Certified Diabetes Educators in the US are required to pass an exam and are being required to have continuing education to retain their certification. So generally you will be in good hands with these people.  This is often when you will get a glucose meter.  Learn how to use it!  It will become a good friend!  If you do not and are without insurance check out this.

When you are ready, take an inventory of the food you have in the house. If is is white - potatoes, rice, and pasta - keep it for other family members or give it away, depending on your finances. You do not want these foods on your plate. If it is highly processed foods, you may want to do the same. The local food box is always looking for donations.

Examples of labels on different foods:
Looking at the label on a can of cut green beans, I see serving size is 1/2 cup (120grams). There are 3 1/2 servings in this can. The rest of the label in based on one serving. Fat is 0g (all categories), Sodium is 400 mg, total carbohydrates is 4g and protein is 1g. Under carbohydrates it lists dietary fiber as 1g and sugars as 2 g. For counting carbs, I would normally eat two servings and would count 6g of carbohydrates. Yes, the 1g of dietary fiber is subtracted times two servings.

Now of some pasta (not white, but whole grain) - the label on a box of elbow macaroni. Serving size is 2 oz (56g - 1/8 box), eight servings per box. Total fat is 1g, sodium is 0g, total carbohydrates is 46g (high), and protein is 7g. Under carbohydrates the dietary fiber is 2g and sugars is 1g.

So if I would have this for an evening meal, I would count 46g of carbs (not including anything added to this meal which needs counting), which is higher than I like. I strive to stay under 100g (80 if possible) of carbohydrates for three meals and two snacks.  You have to determine what will work best for your own control of diabetes.

When looking at your cookbooks, make use of them. With Calorie King, Nutrition Analysis, and other tools available on the internet, the nutrition and carbohydrate count can be reasonably calculated.

If you are not comfortable with this, then next time you are in the book store, look at the recently published cookbooks.  While I am not promoting any, the most recent editions of Betty Crocker, Better Homes & Gardens, and The Taste of Home cookbooks all have the nutritional information with each recipe.  There are others as well that have the nutritional data.

I also recommend Alan Shanley for some excellent basics in getting started.

For vegetarians, I hope the following will provide a start to further investigation.  There may be vegetarian cookbooks at the local library or find them at

If you are ambitious and want to start with low-carb. you may want to consider 500 Low-Carb Recipes by Dana Carpender.

Have some fun with the cookbooks already on your shelf.  If you have a food scale, use it.  You can eat regular foods, just smaller servings.  Learn which recipes work the best for you.  Cook, taste, and test, test, test with your meter to find out serving size of what you can eat, or need to eliminate.  Stay away from HFCS (high fructose corn syrup).  This is not always easy to determine on some labels.  It will get easier!

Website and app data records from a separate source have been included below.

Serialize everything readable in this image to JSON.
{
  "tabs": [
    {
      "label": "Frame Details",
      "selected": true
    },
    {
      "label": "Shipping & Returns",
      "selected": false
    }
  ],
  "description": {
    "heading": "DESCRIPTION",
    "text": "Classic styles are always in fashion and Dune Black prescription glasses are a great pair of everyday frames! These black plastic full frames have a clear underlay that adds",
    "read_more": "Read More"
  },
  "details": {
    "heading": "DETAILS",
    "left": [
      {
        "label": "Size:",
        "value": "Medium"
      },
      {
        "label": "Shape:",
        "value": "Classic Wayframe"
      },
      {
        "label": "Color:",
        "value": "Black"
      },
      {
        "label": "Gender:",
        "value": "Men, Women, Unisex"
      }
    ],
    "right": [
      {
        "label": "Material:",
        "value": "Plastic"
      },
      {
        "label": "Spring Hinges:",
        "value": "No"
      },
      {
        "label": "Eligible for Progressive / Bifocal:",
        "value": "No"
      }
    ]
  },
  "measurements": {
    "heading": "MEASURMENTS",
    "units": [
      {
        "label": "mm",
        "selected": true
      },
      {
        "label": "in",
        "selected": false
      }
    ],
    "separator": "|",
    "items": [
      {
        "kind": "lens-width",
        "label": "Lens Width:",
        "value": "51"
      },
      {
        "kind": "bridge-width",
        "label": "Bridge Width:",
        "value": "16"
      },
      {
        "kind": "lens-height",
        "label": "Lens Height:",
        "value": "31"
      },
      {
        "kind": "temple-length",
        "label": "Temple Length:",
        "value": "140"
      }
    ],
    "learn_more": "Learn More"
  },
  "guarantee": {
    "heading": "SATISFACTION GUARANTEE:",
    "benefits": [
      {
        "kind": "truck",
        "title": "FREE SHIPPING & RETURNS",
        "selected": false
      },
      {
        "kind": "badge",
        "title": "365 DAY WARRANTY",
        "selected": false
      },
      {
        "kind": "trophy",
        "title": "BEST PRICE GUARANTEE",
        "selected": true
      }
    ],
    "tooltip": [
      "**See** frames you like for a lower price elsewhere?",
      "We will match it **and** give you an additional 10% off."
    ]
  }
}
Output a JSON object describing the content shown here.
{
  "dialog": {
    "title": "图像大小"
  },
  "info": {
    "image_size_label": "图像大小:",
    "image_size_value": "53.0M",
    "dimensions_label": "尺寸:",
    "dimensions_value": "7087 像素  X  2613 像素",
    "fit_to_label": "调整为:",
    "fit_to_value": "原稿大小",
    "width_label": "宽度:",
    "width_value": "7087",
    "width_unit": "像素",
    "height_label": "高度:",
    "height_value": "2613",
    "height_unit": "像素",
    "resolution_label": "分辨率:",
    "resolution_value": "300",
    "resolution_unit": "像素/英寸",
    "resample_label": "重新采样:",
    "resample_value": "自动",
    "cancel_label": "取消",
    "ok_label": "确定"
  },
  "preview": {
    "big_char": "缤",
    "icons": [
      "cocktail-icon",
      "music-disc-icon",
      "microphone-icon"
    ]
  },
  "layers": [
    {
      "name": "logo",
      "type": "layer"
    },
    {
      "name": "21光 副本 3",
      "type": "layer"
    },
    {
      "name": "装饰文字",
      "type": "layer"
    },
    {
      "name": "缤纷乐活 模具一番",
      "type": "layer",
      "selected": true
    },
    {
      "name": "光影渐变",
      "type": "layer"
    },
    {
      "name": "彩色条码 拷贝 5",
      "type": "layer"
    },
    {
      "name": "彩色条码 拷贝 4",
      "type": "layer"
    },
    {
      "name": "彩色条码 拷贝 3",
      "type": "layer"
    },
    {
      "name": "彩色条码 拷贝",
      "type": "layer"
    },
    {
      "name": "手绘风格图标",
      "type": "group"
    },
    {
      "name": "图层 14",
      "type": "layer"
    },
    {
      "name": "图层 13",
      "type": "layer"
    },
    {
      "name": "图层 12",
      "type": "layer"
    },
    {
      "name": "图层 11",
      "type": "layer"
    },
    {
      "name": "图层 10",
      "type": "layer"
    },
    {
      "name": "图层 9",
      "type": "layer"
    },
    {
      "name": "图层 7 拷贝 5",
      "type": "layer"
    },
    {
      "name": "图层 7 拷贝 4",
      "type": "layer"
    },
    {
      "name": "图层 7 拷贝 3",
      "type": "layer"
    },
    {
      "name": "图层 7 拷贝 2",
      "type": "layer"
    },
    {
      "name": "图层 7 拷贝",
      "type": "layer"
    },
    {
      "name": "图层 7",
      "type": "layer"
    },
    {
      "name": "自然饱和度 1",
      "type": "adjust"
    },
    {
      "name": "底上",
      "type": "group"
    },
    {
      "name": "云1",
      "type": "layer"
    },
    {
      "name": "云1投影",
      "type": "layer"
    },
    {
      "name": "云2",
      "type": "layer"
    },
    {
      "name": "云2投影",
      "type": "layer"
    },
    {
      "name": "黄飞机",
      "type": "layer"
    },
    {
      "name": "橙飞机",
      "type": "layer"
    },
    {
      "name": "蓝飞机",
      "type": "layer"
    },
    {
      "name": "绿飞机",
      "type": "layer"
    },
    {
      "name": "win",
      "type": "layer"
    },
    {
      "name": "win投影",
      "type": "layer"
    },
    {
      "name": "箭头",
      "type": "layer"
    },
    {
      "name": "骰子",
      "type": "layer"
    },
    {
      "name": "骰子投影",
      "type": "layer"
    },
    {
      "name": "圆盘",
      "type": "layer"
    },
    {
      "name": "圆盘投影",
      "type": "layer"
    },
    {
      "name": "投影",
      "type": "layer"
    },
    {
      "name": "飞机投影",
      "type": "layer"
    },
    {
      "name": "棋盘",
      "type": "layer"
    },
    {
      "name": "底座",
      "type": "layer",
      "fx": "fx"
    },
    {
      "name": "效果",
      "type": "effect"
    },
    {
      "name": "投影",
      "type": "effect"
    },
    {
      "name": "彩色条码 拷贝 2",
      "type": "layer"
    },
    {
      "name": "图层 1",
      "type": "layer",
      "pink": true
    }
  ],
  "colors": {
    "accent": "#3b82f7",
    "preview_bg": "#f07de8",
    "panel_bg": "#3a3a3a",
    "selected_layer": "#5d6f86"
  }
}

When you are comfortable, learn about the Glycemic Index, Glycemic Load, and lower glycemic index foods.  These work to level the absorption rate and make your medications more effective.

Learn how to use condiments and spices.  Do not settle for bland food.  Good eating!